So maybe unschooling is a bit intriguing to you, maybe a little bit interesting, a little bit mysterious. You’re conjuring up images in your mind of children who never get bathed, walk barefoot all the time, and eat out of dog bowls (well, maybe just two out of three are true!).
You like the idea of not pulling out workbooks every day, of having less structured days, or at least seeing your structure change into flexibility. If that is you, I want to say that there’s nothing mysterious about unschooling. Traditional schooling at home is mysterious! How do they get it all done? They must know about more hours in the day…I wonder where I can get some?!
A mom recently told me that she just started homeschooling and it is “SO HARD” (her words, capitalized and everything!). I immediately typed back to her (because no one holds real phone conversations anymore), “Why so hard?” I’m not being patronizing; I’m genuinely asking…why is homeschooling so hard?
I’m not asking why having three young children at home, and the house work, and making dinner and wiping noses is hard. That is HARD. But the schoolwork, the actual learning part, how is that hard? Is it because you have a child who doesn’t want to cooperate? I can relate. Is it because you have a special needs child? If so, I want to direct you to the other lovely women on this blog who have experience in that area.
Is it hard because your 7-year-old just won’t learn his vowel sounds? Vowel sounds are hard. Give him some time. He’s still a baby.
Is it hard because your 11 year old hates worksheets of multiplication? I’m no help, cause I despise them too.
Unschooling isn’t about letting your child run rampant and not teaching them anything. There is a movement of unschoolers who are completely hands off, allowing their children to 100% learn by osmosis. That type of unschooling is not what I’m talking about. I’m talking about taking the idea of a traditional school method, throwing that out the window and experiencing life with your kids. Unschooling to me is about fostering a love of learning in your children. No, our kids may never love learning math, but what about the WAY they are learning? No one ever said you have to do a worksheet of math every single day. No one is telling you how to teach. Even if you are part of a charter school or have a strict district, you can still do things the way you want to.
I may sound so simplistic! “You don’t know what you’re talking about Amy. We HAVE to do things a certain way here!” Who said? Public schools have to do things a certain way. Not us. If you want to throw the black and white geography textbook out the window and actually GO to visit far away places, you can do that. You don’t have the money to go to far away places? Open up the computer, research your little hearts about it. Watch videos, borrow books, “buy” pretend plane tickets, take a virtual tour.
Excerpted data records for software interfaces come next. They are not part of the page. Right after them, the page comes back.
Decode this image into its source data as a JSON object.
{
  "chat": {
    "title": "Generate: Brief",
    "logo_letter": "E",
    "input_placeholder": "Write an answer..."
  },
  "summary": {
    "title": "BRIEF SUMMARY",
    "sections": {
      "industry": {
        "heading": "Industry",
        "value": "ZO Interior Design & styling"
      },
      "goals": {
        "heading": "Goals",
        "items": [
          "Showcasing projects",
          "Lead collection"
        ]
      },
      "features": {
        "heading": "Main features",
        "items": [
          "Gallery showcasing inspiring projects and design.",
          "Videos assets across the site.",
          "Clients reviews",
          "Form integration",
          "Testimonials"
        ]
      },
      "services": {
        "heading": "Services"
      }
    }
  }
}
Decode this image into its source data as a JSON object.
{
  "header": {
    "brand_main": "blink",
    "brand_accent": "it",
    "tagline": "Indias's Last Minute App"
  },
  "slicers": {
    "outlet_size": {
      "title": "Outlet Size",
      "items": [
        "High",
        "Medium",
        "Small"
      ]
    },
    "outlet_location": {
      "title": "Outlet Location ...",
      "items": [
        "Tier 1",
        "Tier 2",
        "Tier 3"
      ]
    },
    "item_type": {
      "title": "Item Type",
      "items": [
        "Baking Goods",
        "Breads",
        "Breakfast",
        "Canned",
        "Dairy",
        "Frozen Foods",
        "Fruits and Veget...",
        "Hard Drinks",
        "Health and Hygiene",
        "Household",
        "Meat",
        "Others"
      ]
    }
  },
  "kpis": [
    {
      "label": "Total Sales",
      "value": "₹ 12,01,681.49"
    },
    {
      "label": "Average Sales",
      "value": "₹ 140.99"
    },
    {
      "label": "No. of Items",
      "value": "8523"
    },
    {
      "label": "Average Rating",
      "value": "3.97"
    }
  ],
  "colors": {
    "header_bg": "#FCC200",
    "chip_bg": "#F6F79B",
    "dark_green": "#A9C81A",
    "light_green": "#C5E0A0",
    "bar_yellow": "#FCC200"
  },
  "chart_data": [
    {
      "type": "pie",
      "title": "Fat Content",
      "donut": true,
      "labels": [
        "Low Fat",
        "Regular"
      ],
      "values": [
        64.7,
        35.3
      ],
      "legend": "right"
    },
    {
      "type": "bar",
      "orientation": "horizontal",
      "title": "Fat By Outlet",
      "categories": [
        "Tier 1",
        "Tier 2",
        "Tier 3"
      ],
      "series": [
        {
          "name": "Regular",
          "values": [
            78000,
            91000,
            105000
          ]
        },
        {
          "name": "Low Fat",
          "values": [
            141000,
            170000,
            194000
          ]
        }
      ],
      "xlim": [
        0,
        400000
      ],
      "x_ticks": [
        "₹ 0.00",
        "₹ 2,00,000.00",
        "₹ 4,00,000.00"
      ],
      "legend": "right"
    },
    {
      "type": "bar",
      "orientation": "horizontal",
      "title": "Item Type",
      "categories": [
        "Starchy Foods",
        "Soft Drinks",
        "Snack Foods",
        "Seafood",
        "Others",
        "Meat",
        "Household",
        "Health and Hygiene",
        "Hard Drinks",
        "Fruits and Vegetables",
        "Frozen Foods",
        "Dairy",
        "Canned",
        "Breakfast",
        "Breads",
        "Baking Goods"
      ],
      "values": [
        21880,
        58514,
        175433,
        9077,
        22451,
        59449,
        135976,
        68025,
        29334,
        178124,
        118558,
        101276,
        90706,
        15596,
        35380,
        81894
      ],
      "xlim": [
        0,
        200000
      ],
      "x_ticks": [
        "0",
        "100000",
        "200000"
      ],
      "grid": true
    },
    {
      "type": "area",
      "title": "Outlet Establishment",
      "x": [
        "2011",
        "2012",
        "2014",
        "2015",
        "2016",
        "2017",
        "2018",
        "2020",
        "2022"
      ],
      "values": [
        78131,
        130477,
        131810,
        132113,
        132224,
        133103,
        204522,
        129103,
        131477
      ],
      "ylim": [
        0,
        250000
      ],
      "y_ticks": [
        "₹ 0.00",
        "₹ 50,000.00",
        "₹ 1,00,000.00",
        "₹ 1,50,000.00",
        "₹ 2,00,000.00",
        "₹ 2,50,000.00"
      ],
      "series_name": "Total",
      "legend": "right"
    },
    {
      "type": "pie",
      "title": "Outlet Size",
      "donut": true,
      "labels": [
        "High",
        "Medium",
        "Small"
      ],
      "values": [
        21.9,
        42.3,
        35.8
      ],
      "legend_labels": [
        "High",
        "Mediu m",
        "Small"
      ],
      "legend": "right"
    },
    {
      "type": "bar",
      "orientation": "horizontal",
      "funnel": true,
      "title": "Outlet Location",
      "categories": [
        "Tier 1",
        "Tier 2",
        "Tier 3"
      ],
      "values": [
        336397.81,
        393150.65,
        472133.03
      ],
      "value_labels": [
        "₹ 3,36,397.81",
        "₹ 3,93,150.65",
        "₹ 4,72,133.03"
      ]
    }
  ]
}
It’s ok to take a leap and experience learning in a way that isn’t always how everyone else learns.
Don’t be afraid to get your hands a little dirty. Besides, they’re already a mess from eating out of that dog bowl